(Website and app data records)
- Opening Delimiter -

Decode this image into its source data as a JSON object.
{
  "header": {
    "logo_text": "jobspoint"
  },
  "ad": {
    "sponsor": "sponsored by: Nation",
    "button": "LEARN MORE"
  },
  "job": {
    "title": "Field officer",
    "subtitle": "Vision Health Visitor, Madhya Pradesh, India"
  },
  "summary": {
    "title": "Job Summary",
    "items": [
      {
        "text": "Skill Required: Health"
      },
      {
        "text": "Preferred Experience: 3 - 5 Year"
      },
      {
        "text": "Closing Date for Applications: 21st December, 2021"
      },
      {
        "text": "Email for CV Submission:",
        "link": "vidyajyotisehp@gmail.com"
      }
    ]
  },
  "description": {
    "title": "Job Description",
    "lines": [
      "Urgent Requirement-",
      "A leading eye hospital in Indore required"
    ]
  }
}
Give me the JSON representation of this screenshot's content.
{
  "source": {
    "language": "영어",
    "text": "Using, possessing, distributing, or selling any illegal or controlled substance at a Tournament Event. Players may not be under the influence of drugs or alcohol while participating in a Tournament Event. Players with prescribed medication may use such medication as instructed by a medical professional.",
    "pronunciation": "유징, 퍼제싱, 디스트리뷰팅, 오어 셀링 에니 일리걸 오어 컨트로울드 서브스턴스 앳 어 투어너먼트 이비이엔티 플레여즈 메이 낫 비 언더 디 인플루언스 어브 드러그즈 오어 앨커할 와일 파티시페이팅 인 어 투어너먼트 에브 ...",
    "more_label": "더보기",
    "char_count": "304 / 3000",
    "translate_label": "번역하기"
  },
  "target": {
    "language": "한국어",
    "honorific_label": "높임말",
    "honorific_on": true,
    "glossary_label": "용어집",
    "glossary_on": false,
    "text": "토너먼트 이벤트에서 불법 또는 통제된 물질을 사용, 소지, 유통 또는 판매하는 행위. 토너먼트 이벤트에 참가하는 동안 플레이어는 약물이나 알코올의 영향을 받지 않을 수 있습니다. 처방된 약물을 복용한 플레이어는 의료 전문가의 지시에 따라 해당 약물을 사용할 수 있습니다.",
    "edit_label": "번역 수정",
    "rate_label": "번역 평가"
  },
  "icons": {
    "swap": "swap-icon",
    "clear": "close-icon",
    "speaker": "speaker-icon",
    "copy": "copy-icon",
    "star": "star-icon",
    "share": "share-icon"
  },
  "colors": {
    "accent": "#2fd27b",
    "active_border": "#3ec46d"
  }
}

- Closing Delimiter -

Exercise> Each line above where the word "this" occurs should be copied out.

Finished task>
Decode this image into its source data as a JSON object.
Give me the JSON representation of this screenshot's content.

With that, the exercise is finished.